— The records —
◆ ◆ ◆ ◆

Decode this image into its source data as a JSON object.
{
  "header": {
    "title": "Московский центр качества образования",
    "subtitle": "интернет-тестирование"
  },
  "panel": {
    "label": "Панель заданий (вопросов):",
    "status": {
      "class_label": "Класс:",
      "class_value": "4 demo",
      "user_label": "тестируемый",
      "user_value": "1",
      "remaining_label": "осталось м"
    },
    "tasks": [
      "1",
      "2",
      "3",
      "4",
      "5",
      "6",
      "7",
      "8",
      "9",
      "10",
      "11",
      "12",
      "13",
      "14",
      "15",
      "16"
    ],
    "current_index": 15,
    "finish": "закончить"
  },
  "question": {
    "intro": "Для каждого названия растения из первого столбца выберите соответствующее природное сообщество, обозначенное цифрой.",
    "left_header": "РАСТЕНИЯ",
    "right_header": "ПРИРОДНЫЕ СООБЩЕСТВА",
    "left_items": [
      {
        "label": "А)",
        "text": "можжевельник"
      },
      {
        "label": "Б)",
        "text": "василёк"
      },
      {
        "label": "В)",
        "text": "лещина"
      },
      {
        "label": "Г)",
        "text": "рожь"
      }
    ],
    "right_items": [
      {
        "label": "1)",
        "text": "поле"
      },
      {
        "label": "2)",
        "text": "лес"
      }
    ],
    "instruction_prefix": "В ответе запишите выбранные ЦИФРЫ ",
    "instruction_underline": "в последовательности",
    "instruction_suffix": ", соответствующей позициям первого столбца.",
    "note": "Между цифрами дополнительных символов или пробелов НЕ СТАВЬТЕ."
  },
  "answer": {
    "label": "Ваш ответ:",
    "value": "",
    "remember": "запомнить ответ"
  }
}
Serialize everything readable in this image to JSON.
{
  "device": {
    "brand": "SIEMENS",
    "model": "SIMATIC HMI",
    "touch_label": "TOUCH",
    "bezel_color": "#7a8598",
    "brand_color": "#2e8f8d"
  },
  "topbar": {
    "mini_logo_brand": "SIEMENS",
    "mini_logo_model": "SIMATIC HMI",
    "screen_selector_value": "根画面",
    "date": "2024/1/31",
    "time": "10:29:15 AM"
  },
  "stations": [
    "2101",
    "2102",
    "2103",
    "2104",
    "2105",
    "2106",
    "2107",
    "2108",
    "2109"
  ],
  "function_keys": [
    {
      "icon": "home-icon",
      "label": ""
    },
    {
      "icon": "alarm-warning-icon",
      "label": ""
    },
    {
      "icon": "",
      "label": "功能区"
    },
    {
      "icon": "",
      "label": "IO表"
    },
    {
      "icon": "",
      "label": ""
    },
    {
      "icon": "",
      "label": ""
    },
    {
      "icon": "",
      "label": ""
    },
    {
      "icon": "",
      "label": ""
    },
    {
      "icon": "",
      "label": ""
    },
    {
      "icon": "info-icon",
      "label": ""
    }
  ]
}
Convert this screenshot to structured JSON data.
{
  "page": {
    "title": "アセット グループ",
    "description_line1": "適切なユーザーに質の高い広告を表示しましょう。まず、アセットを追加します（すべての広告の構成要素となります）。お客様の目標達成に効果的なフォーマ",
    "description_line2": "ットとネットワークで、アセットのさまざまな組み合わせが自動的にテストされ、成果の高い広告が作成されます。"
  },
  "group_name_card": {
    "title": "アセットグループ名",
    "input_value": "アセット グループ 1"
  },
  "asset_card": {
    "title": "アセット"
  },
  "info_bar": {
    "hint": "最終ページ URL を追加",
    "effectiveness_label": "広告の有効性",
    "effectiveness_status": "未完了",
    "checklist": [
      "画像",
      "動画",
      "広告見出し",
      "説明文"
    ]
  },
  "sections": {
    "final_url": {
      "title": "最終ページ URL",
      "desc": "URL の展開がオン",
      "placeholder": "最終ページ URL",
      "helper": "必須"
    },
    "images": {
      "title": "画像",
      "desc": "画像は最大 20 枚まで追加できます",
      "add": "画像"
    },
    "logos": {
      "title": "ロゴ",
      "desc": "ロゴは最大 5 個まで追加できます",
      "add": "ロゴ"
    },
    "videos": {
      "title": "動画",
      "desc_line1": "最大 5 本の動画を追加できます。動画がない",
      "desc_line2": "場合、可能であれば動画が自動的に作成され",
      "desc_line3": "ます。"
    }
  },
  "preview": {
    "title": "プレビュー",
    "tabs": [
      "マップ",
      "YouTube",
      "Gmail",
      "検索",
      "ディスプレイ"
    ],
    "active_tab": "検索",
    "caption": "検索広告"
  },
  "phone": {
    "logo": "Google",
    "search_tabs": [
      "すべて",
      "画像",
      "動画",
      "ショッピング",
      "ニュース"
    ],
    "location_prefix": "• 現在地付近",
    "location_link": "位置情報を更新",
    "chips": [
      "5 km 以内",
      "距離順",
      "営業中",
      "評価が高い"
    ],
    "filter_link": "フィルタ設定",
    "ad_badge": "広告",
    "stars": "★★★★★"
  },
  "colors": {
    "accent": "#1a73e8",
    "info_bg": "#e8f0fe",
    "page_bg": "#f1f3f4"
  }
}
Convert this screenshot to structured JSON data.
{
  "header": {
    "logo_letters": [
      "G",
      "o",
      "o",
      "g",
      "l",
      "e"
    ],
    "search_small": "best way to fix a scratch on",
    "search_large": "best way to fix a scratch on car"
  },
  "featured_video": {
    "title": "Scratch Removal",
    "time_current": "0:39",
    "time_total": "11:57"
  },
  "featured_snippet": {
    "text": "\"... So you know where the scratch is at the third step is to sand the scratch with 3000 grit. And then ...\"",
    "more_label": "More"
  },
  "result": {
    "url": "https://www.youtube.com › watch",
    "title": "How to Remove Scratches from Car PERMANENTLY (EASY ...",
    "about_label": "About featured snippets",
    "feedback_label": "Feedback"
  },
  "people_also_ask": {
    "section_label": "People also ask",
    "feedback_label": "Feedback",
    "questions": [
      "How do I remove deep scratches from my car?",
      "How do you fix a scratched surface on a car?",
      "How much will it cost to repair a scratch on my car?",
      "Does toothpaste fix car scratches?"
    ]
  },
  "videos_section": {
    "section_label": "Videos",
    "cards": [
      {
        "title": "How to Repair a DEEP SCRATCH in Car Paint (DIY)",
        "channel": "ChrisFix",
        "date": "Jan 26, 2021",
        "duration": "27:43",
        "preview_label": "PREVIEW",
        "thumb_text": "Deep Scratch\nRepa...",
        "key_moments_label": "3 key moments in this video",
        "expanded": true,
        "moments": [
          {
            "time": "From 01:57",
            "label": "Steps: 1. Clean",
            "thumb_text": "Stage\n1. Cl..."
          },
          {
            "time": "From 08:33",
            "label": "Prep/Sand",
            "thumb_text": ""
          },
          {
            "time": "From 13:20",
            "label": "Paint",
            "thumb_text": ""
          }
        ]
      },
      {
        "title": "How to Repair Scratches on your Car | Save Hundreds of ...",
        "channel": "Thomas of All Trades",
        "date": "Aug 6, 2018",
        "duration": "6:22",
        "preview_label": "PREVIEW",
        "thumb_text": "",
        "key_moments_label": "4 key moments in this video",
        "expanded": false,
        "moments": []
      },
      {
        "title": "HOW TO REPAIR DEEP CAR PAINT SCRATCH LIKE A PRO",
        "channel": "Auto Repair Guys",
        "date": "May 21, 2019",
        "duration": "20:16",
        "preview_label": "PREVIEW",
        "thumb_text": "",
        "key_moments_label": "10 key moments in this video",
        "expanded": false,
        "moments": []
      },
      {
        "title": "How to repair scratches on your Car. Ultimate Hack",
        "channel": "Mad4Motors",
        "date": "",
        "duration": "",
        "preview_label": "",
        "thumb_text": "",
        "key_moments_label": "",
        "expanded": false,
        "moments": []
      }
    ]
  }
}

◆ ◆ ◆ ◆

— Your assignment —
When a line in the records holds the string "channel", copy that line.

— Problem solution —
        "channel": "ChrisFix",
        "channel": "Thomas of All Trades",
        "channel": "Auto Repair Guys",
        "channel": "Mad4Motors",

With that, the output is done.